The project will relieve transmission system congestion and provide better power quality in the region. The recommended solution to improve reliability is to upgrade and convert the existing overhead transmission circuits, substations and switching stations from 138kV to 230kV, and add additional underground circuits.
How was this route selected?
The selected route for overhead transmission upgrades follow existing PSE&G rights-of-way for the project from the Roseland Switching Station to the Hudson Switching Station in Jersey City, thereby minimizing the construction impact to the surrounding communities. The route for the underground portion was chosen to minimize impacts to state, county and municipal roads.
Where will it go?
Overhead transmission wire upgrades will take place in Roseland, West Caldwell, North Caldwell, Cedar Grove, Little Falls, Clifton, Bloomfield, Nutley, Belleville, North Arlington, Newark, Lyndhurst, Kearny, and Jersey City along the existing PSE&G right of way.
Also, five PSE&G stations will be upgraded to 230kV. They are: West Caldwell Substation, Cook Road Substation in Nutley, Kingsland Station in North Arlington, Turnpike Station in Kearny and Kearny Switching Station in Kearny.
The following 230kv stations will be reconfigured: Roseland Switching Station, Athenia Switching Station in Clifton, Saddle Brook Substation, Essex Station in Newark, Hudson Switching Station in Jersey City and South Waterfront Switching Station in Jersey City.
Additional underground transmission circuits will be added in Clifton, Garfield, Saddle Brook, Lodi, Rochelle Park, Maywood, Hackensack, Bogota, Ridgefield Park, Ridgefield, and Jersey City.
When will it be built?
Construction of the underground portion began in the summer of 2012. Overhead construction could began in the fall of 2013. The project will be in-service in June 2016.

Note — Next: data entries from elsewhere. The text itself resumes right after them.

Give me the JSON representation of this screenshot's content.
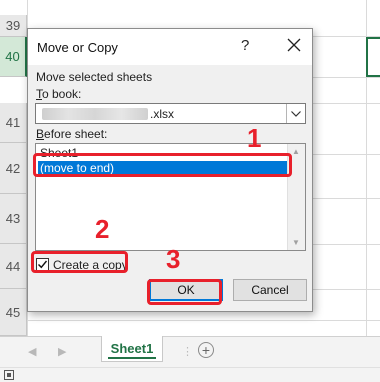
{
  "rows": [
    "39",
    "40",
    "41",
    "42",
    "43",
    "44",
    "45"
  ],
  "selected_row": "40",
  "sheet_tab": "Sheet1",
  "dialog": {
    "title": "Move or Copy",
    "help_glyph": "?",
    "move_label": "Move selected sheets",
    "to_book_prefix": "T",
    "to_book_rest": "o book:",
    "book_name_suffix": ".xlsx",
    "before_prefix": "B",
    "before_rest": "efore sheet:",
    "list_items": [
      "Sheet1",
      "(move to end)"
    ],
    "selected_item": "(move to end)",
    "checkbox_prefix": "C",
    "checkbox_rest": "reate a copy",
    "checkbox_checked": true,
    "ok_label": "OK",
    "cancel_label": "Cancel"
  },
  "annotations": {
    "n1": "1",
    "n2": "2",
    "n3": "3",
    "color": "#e8202b"
  },
  "colors": {
    "accent": "#217346",
    "selection": "#0078d7"
  }
}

How much will it cost?
The project cost is estimated to be $975 million.
What are the benefits to the region?
In a word - reliability. The upgrade will help the region’s utilities meet the growing demand for safe, reliable electricity.
What approvals are you seeking?

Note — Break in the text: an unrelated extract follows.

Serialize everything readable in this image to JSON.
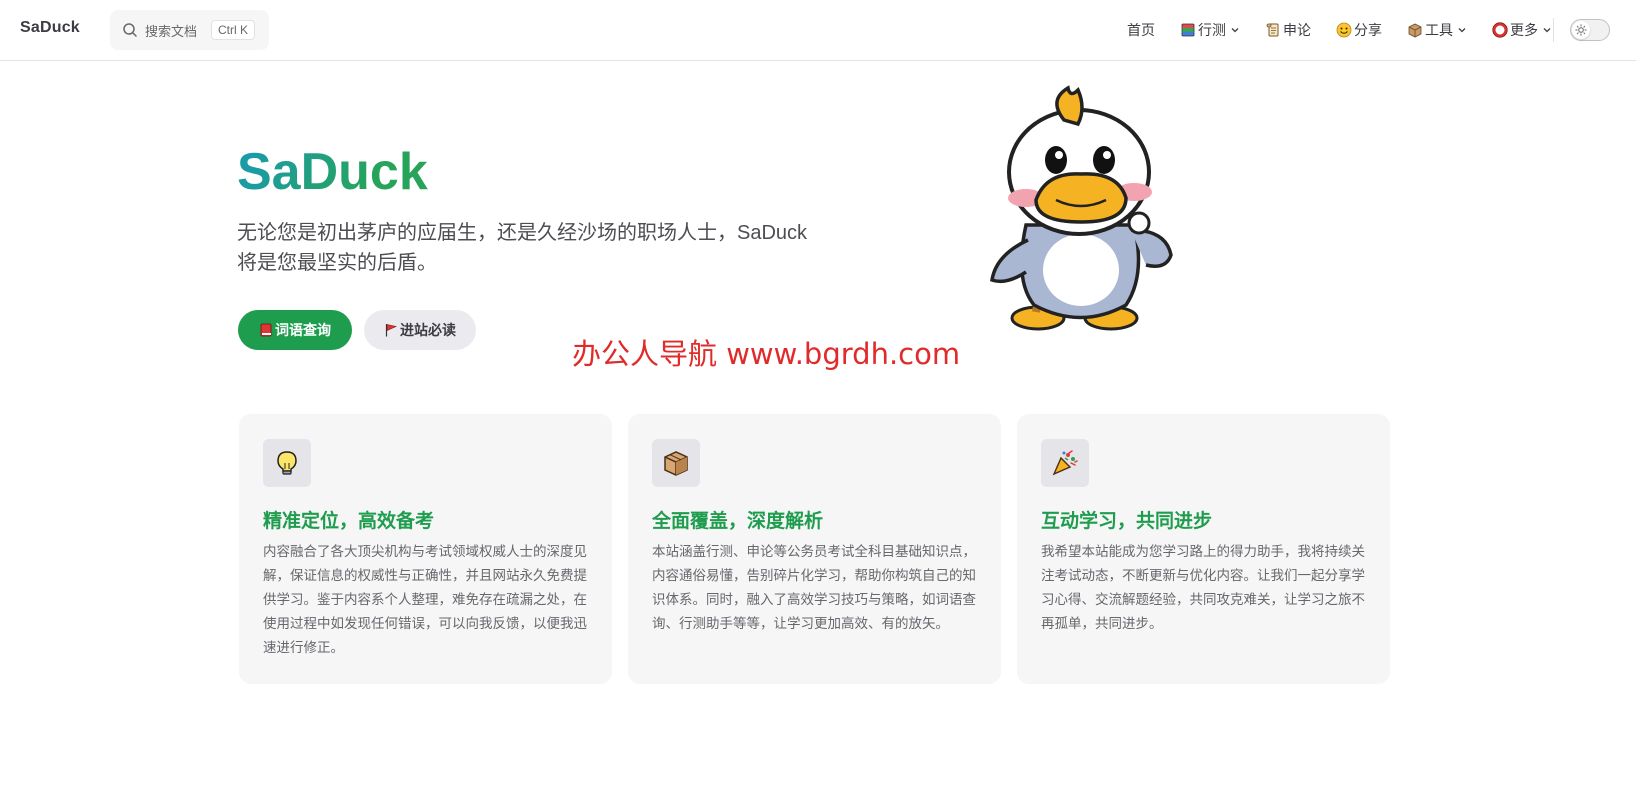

PSE&G will secure necessary permits and approvals from local governing authorities along the route, as well as the New Jersey Department of Environmental Protection and other applicable state agencies.
Do the lines produce electric and magnetic fields?

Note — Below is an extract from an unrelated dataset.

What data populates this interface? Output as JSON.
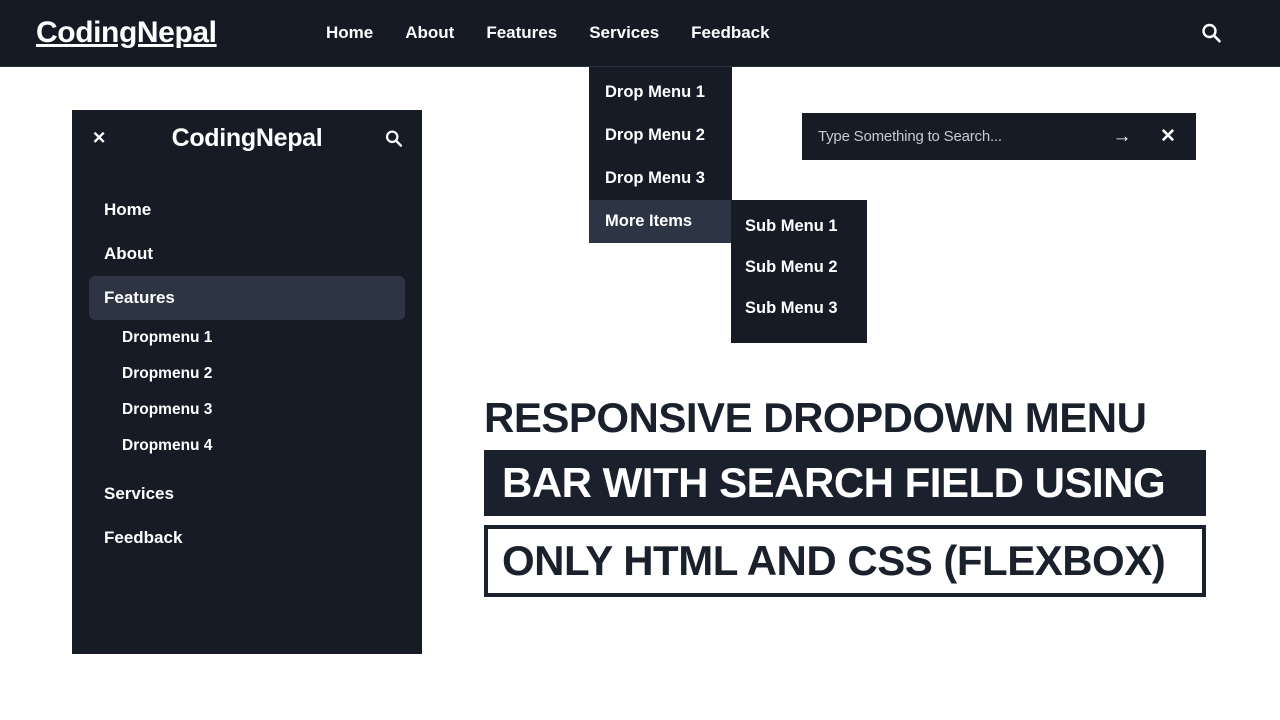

Electric and magnetic fields are present wherever there is a flow of electric current, whether in wires in the home, electrical appliances, or power lines. Electric fields are produced by the voltage or electrical pressure in a wire and are present even if an appliance is turned off, as long as it is connected to a source of electric power. Magnetic fields are produced whenever there is a flow of electric current through a wire. Electric and magnetic fields are not visible, like other fields such as a gravitational field or a temperature field.
Are electric and magnetic fields (EMFs) harmful?
The overwhelming body of scientific study shows no definitive link between EMF and human health issues. Since 1977, concerns over magnetic fields and possible health effects have been the subject of numerous scientific and regulatory review panels, and extensive research and studies continue to be funded in this field of study.
After nearly 30 years of worldwide research, there are no direct or causal links between electric and magnetic fields and adverse health effects. New Jersey has standards regarding maximum permissible electric fields at the edge of transmission line rights of way. However, there are no state standards with regards to magnetic field levels nor are there any federal rules, regulations or standards for either electric or magnetic field levels.
Magnetic fields from appliances like hair dryers, microwave ovens, and motorized appliances are often stronger than the fields directly beneath power lines. PSE&G will design and install this line according to appropriate state and federal guidelines related to safety and environmental impact.
Learn more about EMF
Who can I contact for more information?
If you have questions or concerns call our toll free number at 1-877-678-5784.